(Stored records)

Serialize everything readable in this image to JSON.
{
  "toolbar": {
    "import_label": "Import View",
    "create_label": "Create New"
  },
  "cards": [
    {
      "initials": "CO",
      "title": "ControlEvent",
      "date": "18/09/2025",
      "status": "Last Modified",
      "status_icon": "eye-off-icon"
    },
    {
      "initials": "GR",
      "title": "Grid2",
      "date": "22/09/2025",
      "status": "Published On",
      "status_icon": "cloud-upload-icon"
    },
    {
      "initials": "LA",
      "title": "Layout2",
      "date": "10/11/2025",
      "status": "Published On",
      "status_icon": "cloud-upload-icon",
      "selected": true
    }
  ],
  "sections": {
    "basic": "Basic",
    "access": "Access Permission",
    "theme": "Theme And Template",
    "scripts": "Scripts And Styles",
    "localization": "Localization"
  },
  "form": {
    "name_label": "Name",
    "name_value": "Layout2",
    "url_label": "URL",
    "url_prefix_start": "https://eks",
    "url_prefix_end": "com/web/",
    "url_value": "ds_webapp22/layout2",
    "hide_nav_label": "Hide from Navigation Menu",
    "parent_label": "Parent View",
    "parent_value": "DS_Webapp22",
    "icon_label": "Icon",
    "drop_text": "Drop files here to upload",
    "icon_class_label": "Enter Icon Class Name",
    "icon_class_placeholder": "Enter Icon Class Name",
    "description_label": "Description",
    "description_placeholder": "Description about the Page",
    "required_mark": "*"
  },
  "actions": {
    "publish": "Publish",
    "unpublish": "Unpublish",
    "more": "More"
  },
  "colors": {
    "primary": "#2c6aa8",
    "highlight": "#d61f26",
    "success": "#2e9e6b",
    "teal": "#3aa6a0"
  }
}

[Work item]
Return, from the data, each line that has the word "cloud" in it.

[Answer box]
      "status_icon": "cloud-upload-icon"
      "status_icon": "cloud-upload-icon",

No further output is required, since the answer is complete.